# THE DATA:
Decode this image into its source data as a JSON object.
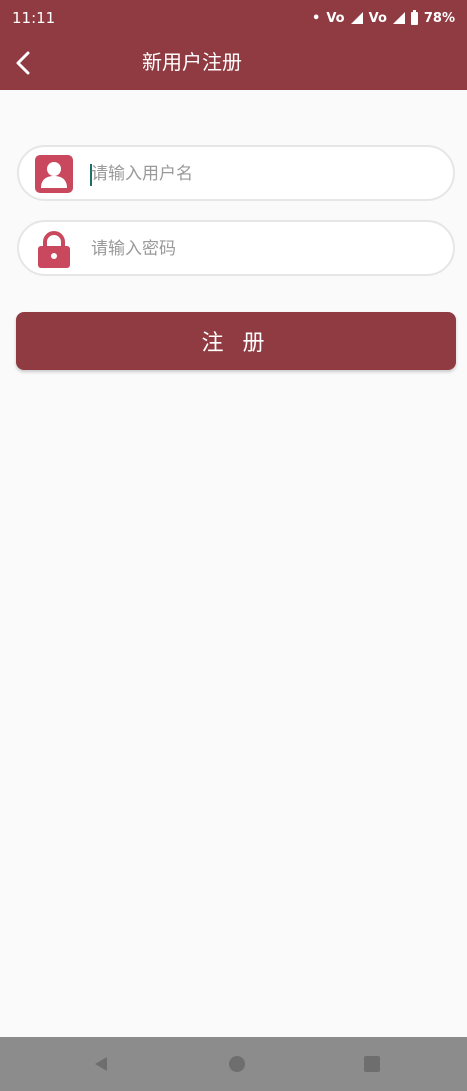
{
  "status": {
    "time": "11:11",
    "dot": "•",
    "volte1": "Vo",
    "volte2": "Vo",
    "battery": "78%"
  },
  "appbar": {
    "title": "新用户注册"
  },
  "form": {
    "username_placeholder": "请输入用户名",
    "password_placeholder": "请输入密码",
    "register_label": "注 册"
  },
  "colors": {
    "primary": "#8f3b41",
    "icon": "#c9485e",
    "background": "#fafafa"
  },
  "icons": {
    "back": "chevron-left-icon",
    "user": "user-icon",
    "lock": "lock-icon"
  }
}
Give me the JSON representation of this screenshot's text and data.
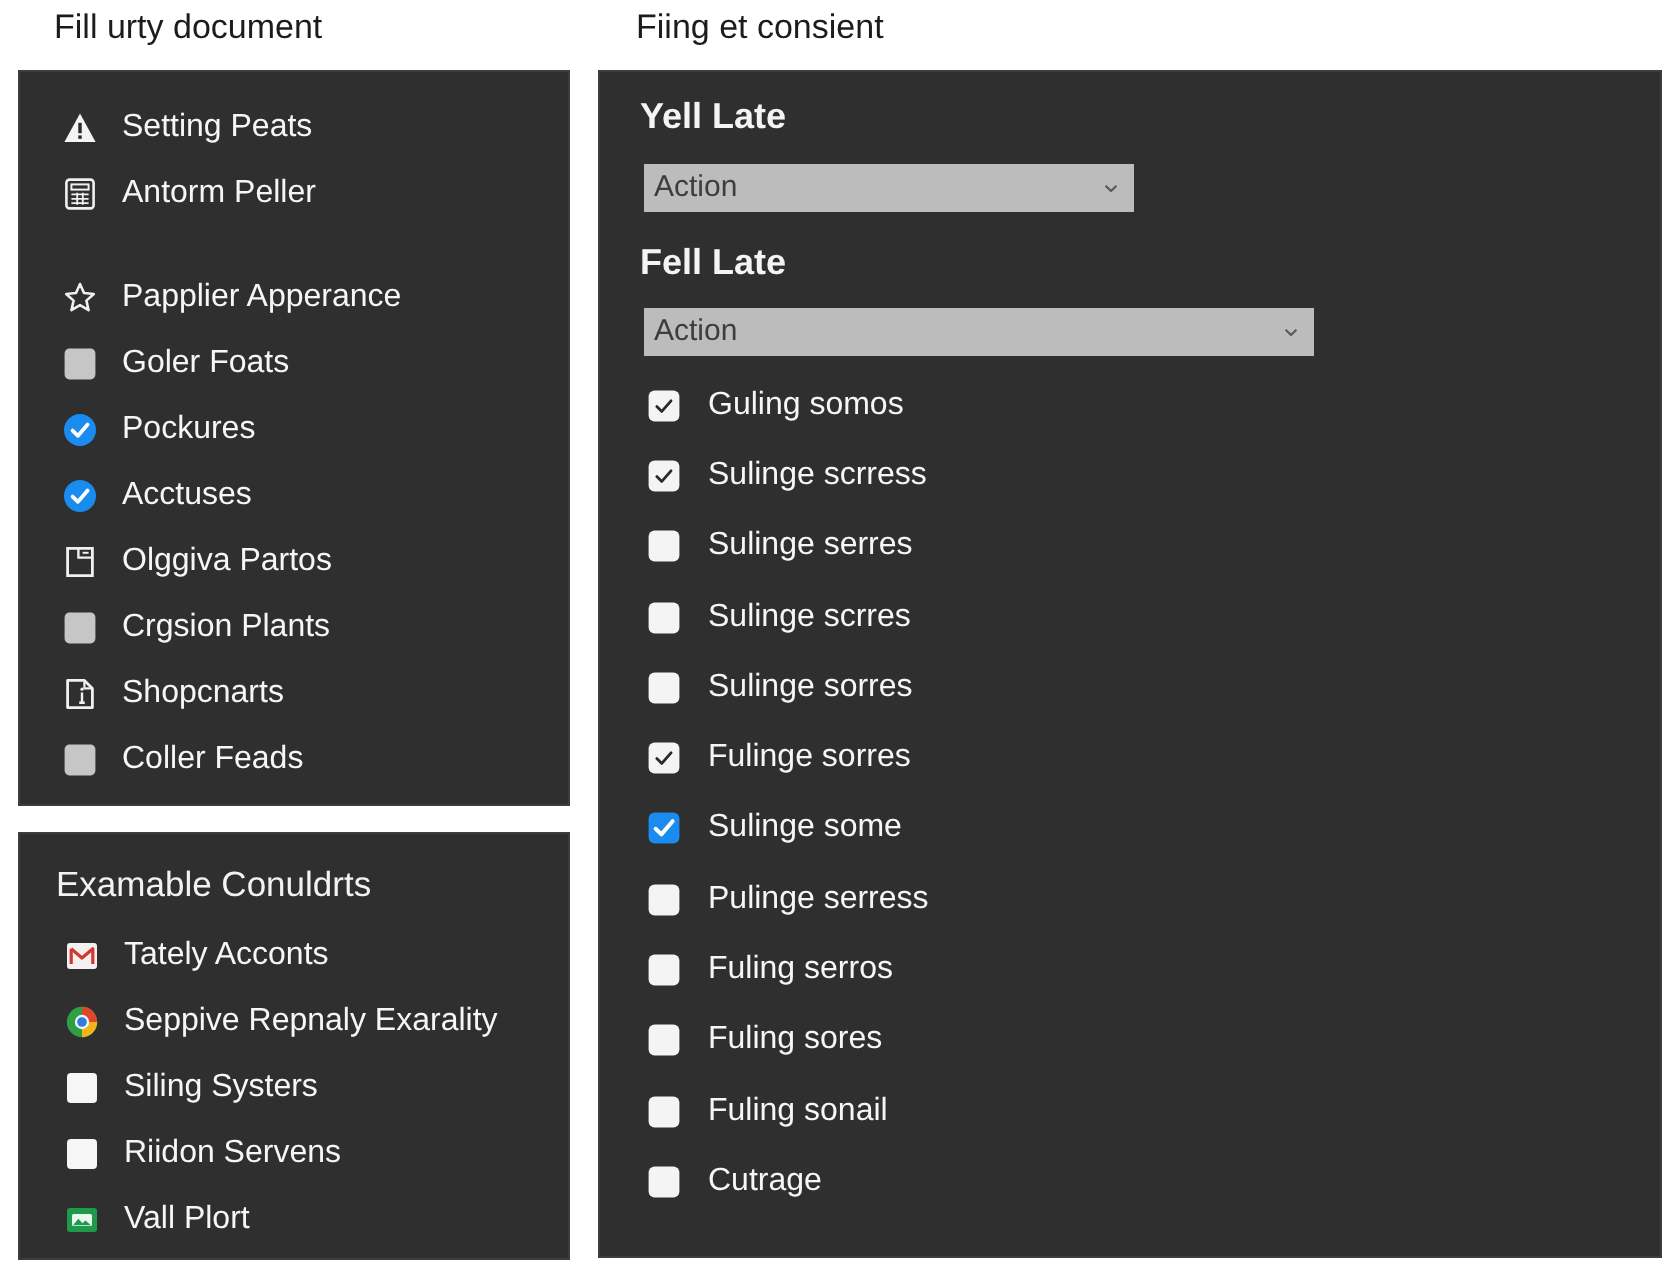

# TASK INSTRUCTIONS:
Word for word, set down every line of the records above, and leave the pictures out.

# SOLUTION FOR THIS EXERCISE:
Decode this image into its source data as a JSON object.
{
  "status": {
    "time": "11:11",
    "dot": "•",
    "volte1": "Vo",
    "volte2": "Vo",
    "battery": "78%"
  },
  "appbar": {
    "title": "新用户注册"
  },
  "form": {
    "username_placeholder": "请输入用户名",
    "password_placeholder": "请输入密码",
    "register_label": "注 册"
  },
  "colors": {
    "primary": "#8f3b41",
    "icon": "#c9485e",
    "background": "#fafafa"
  },
  "icons": {
    "back": "chevron-left-icon",
    "user": "user-icon",
    "lock": "lock-icon"
  }
}
Give me the JSON representation of this screenshot's text and data.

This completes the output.